Provided records –
------------------------------------
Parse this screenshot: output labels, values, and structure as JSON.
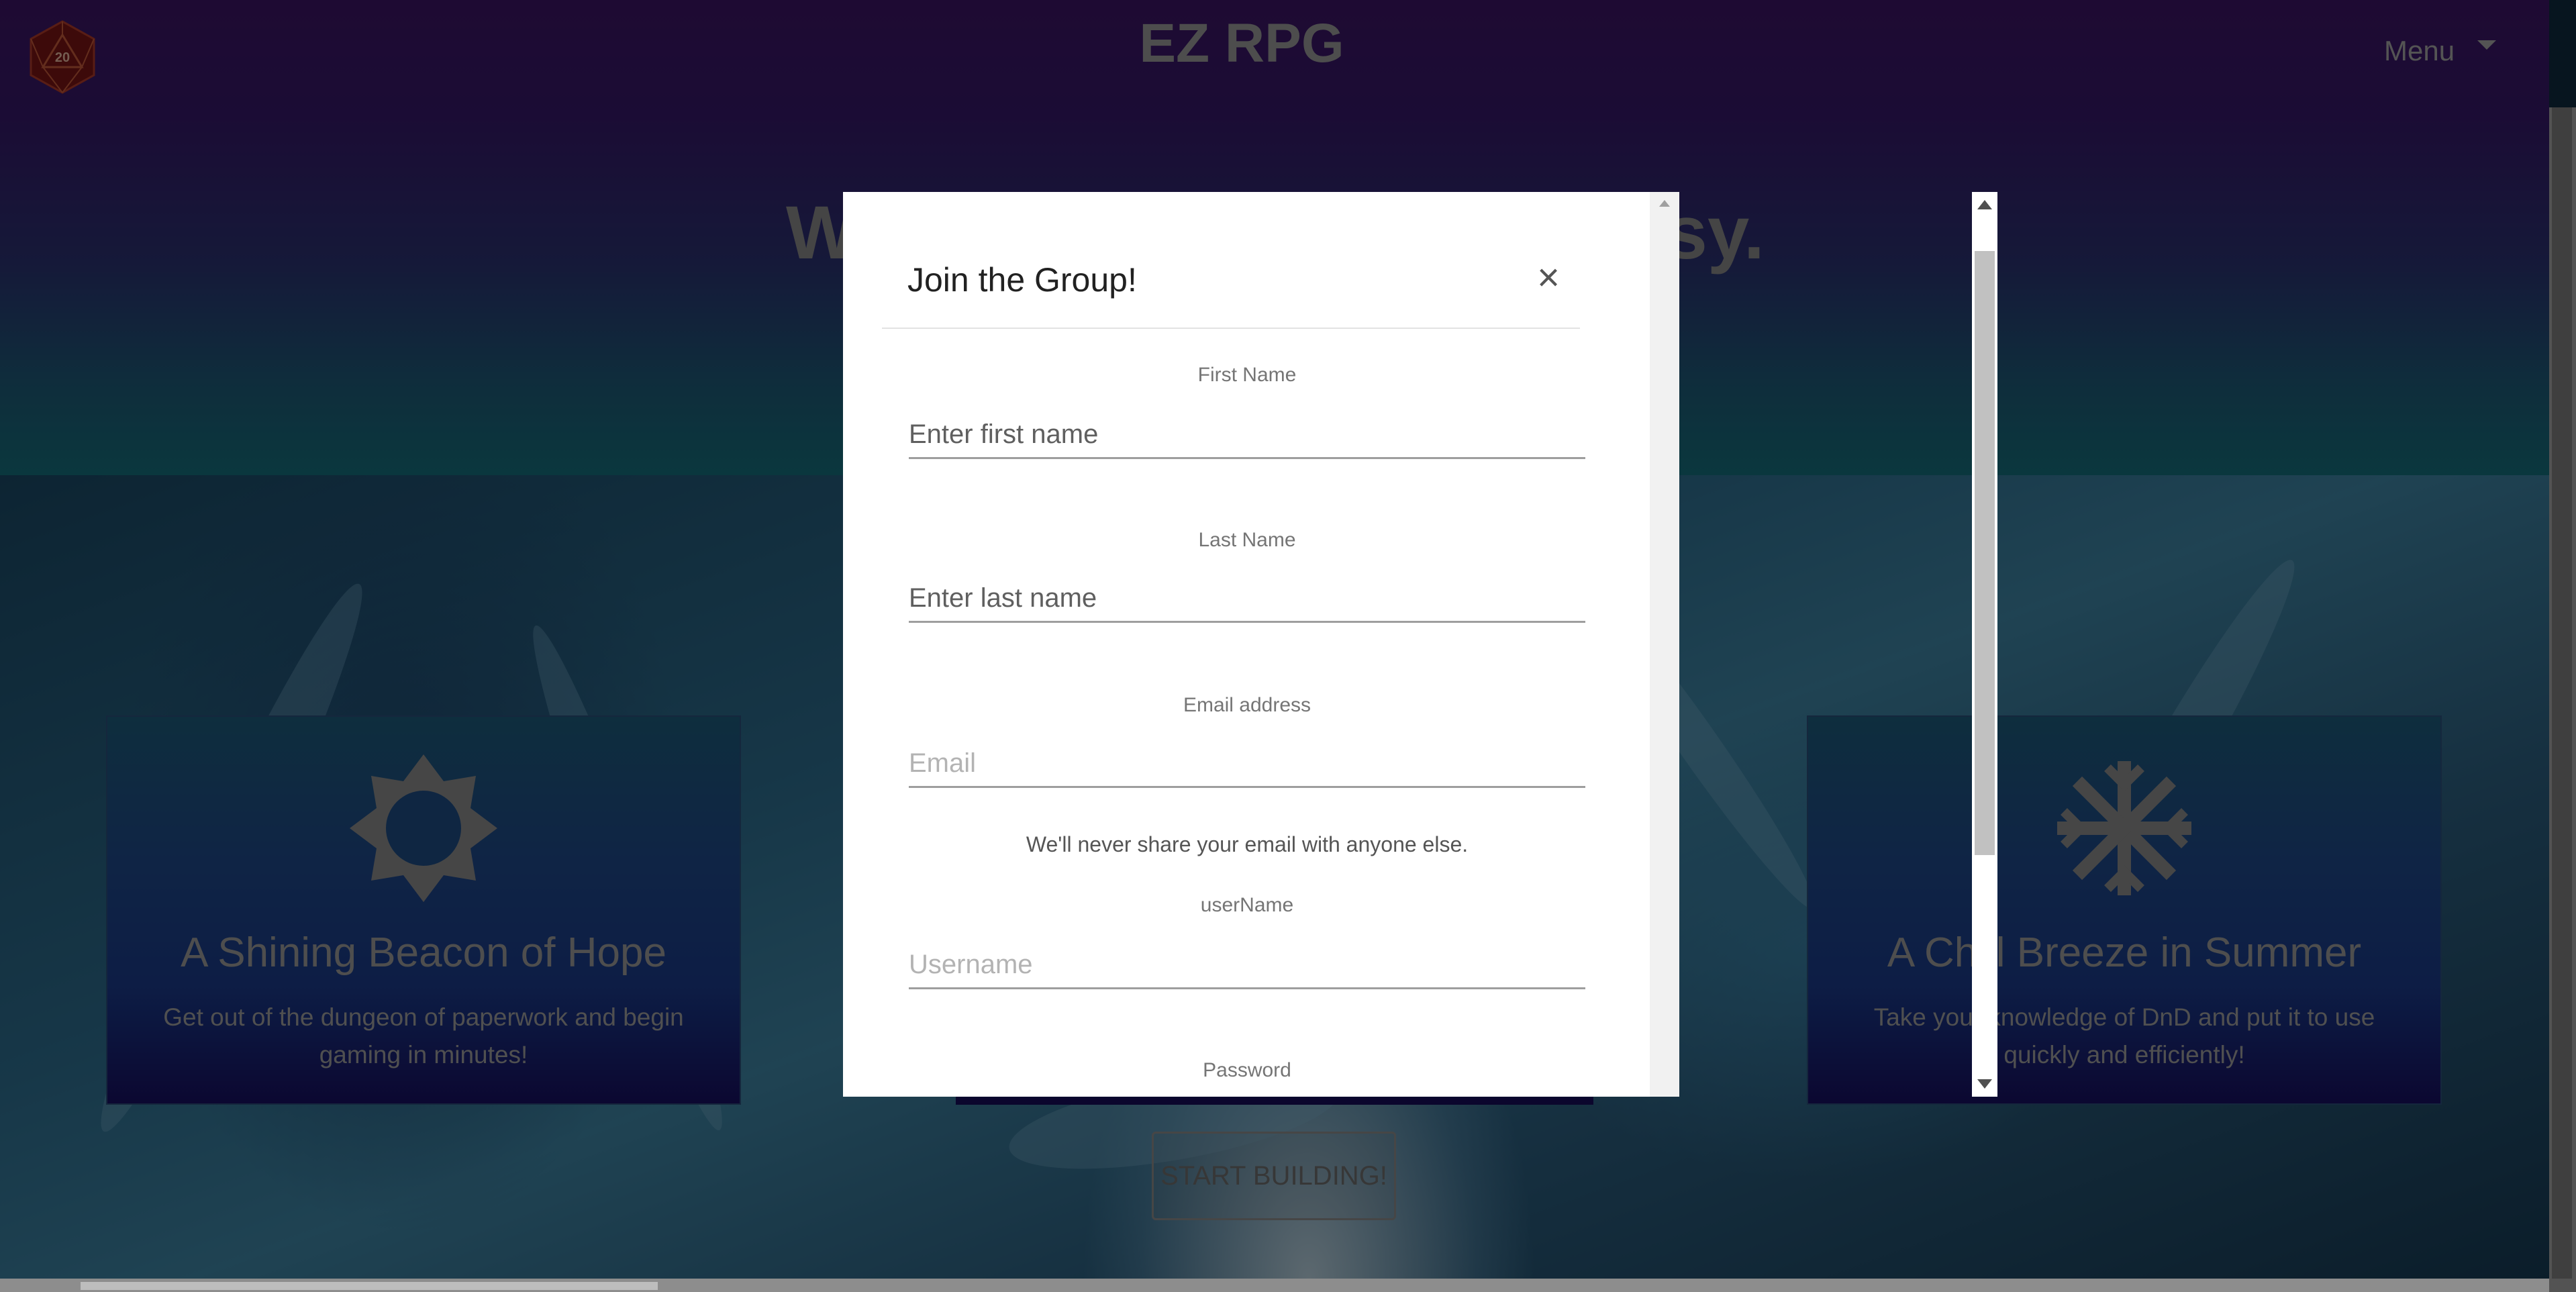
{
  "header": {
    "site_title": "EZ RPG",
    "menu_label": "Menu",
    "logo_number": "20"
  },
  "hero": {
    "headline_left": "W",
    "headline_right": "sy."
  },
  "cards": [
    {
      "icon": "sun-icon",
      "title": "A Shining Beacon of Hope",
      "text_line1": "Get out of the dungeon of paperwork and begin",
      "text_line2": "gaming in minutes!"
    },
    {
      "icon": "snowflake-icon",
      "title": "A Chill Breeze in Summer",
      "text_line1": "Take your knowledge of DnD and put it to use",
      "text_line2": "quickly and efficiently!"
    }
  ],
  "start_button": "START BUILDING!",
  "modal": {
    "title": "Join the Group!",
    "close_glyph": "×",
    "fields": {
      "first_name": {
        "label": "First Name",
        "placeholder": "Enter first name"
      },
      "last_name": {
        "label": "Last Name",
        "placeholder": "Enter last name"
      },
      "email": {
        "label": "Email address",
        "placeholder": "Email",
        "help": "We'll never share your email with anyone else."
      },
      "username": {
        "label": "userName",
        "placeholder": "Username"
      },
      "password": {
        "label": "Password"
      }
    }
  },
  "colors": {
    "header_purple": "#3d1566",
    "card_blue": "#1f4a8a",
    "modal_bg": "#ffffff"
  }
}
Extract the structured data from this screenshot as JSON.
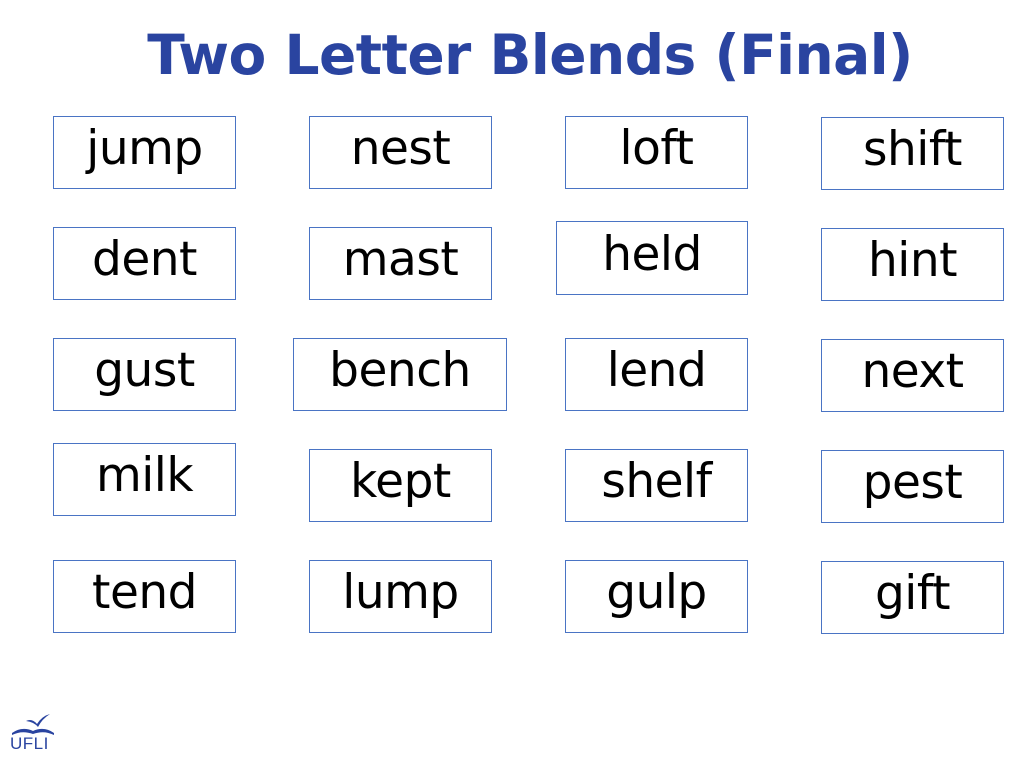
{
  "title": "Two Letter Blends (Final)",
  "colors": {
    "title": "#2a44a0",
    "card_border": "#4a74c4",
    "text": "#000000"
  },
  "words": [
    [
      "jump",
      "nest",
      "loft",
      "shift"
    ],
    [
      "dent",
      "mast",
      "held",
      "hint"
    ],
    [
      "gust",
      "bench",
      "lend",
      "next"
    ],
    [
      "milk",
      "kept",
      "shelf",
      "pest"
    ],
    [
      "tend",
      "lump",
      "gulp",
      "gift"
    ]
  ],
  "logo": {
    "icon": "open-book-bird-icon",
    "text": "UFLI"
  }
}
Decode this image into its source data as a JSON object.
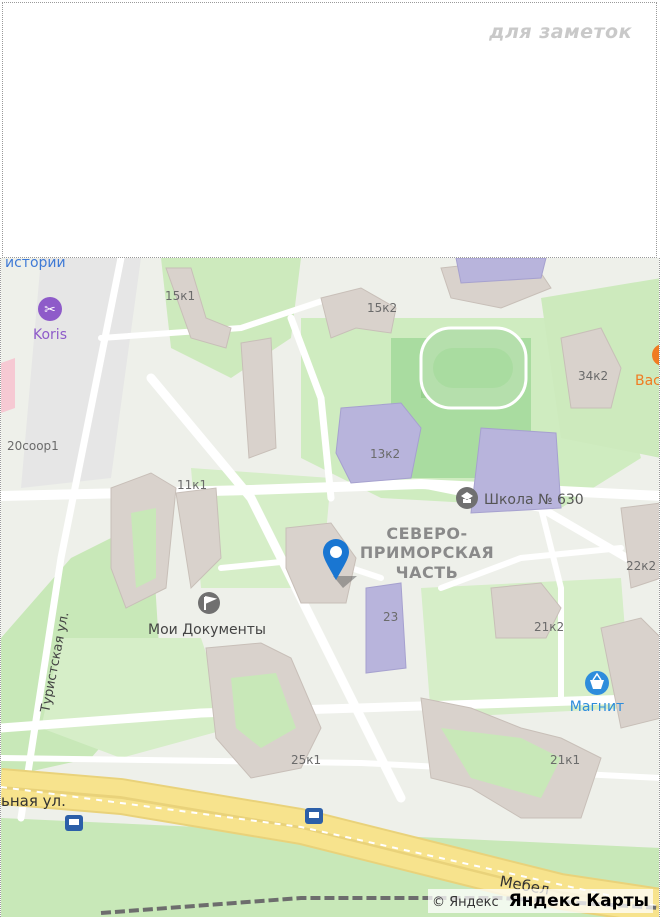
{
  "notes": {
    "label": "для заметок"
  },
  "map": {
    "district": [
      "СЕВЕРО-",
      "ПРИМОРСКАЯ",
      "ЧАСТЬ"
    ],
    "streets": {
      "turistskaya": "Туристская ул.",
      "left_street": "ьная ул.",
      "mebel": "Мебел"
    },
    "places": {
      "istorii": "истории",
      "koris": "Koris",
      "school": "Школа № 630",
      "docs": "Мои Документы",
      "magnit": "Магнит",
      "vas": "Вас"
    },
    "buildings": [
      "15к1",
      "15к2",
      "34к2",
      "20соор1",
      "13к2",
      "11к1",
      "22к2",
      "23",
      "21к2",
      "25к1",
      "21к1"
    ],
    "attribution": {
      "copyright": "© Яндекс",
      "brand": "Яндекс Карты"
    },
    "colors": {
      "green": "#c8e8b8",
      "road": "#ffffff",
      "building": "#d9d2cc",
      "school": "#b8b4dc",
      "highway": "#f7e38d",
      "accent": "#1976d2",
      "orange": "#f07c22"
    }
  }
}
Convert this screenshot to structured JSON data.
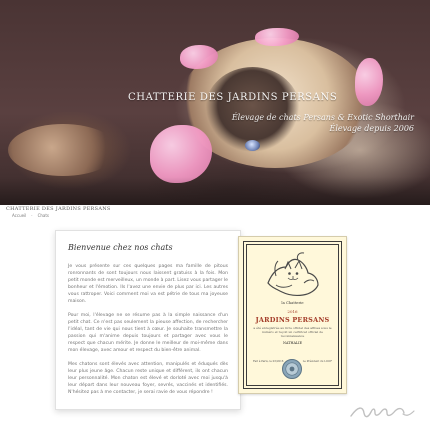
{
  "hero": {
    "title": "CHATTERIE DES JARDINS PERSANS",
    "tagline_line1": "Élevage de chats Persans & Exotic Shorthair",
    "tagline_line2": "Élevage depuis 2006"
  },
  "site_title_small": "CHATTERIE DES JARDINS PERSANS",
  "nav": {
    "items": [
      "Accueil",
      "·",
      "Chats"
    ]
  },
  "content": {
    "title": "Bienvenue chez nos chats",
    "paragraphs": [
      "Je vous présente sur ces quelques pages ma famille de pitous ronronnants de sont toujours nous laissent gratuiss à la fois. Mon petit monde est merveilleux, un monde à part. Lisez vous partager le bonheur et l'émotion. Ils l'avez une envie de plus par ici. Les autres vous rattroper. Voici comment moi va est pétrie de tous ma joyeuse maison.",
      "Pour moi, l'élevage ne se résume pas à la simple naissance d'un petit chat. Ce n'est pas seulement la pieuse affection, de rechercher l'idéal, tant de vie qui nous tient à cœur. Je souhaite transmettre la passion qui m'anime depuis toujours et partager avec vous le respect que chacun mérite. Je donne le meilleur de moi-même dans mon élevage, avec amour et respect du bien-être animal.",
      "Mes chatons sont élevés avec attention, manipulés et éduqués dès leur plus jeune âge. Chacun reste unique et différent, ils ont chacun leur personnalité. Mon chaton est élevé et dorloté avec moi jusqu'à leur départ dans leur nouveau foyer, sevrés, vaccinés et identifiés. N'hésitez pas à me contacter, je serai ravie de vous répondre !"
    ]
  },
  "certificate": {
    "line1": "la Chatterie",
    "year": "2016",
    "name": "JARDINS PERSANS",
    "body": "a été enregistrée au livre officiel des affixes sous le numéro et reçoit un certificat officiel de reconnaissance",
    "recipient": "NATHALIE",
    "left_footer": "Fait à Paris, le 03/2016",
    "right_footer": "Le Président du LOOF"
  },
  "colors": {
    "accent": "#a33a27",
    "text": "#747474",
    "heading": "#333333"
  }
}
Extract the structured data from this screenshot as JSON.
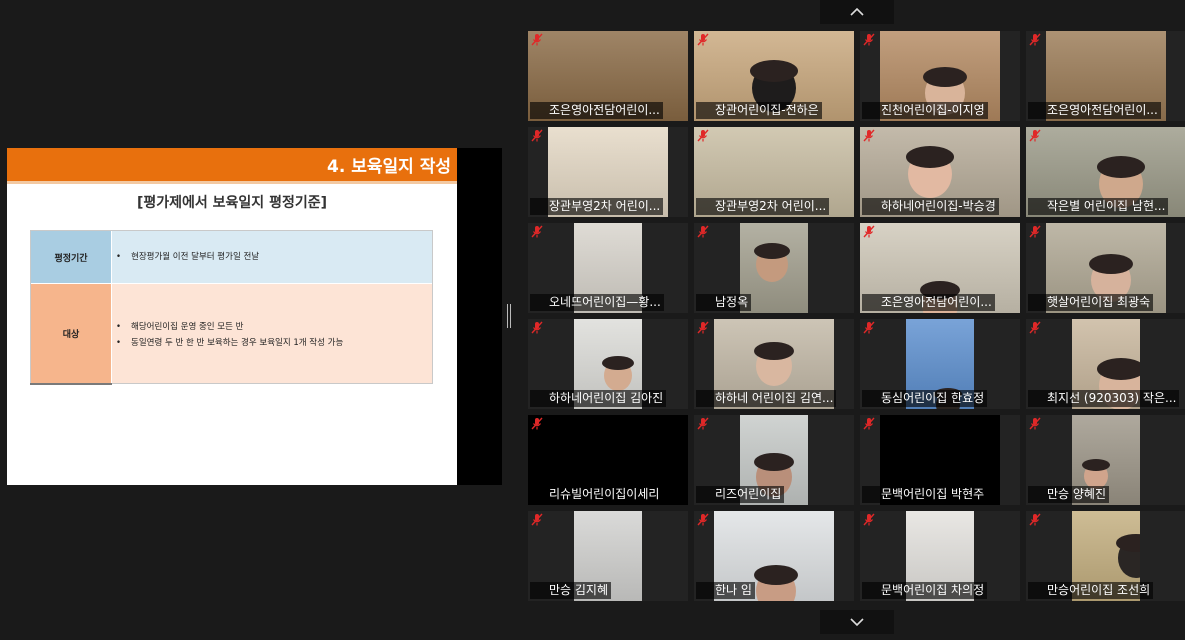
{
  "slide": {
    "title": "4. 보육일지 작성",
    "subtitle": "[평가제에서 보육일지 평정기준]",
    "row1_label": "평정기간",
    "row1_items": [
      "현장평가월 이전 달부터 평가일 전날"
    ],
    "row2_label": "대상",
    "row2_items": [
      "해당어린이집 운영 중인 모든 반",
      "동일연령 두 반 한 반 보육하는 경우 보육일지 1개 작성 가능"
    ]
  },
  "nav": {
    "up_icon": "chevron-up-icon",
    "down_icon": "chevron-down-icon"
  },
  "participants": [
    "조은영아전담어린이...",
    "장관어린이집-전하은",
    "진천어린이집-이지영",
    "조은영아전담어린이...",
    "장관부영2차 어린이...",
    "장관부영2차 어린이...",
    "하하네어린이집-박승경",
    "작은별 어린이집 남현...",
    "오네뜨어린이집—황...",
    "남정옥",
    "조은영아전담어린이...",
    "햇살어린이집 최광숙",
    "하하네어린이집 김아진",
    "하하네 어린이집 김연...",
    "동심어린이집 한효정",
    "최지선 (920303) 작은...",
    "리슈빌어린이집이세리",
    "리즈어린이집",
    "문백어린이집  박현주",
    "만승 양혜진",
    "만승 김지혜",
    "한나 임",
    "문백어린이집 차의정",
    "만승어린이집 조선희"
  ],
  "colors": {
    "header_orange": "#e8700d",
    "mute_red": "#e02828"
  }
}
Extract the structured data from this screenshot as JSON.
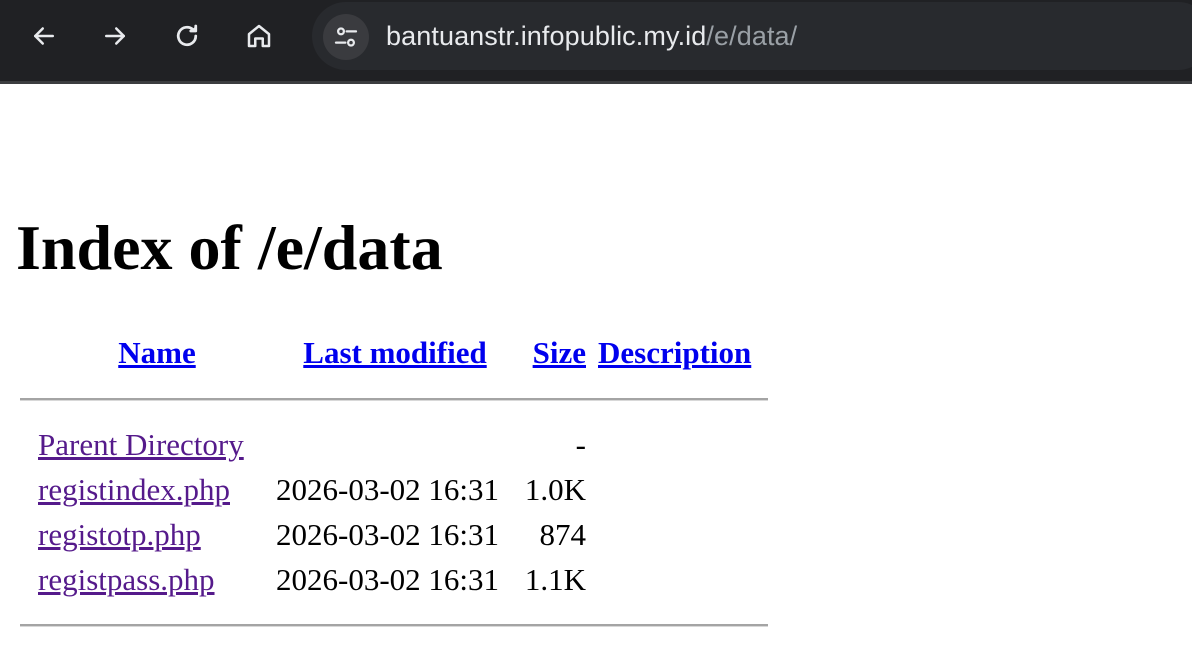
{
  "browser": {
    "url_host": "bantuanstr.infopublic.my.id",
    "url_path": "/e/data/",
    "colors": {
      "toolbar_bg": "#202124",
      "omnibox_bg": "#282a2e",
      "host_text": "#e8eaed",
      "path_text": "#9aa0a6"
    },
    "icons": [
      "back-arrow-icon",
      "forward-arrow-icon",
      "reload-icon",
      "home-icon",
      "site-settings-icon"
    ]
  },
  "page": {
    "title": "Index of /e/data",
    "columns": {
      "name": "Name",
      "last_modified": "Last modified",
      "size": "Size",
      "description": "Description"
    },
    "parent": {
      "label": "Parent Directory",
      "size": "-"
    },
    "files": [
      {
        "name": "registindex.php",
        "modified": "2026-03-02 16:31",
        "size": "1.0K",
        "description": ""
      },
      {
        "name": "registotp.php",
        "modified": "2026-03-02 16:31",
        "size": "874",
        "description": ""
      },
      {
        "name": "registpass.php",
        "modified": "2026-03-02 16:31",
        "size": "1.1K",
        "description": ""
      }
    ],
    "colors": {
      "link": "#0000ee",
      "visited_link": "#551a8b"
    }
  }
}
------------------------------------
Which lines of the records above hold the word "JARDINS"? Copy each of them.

    "title": "CHATTERIE DES JARDINS PERSANS",
  "site_title_small": "CHATTERIE DES JARDINS PERSANS",
    "name": "JARDINS PERSANS",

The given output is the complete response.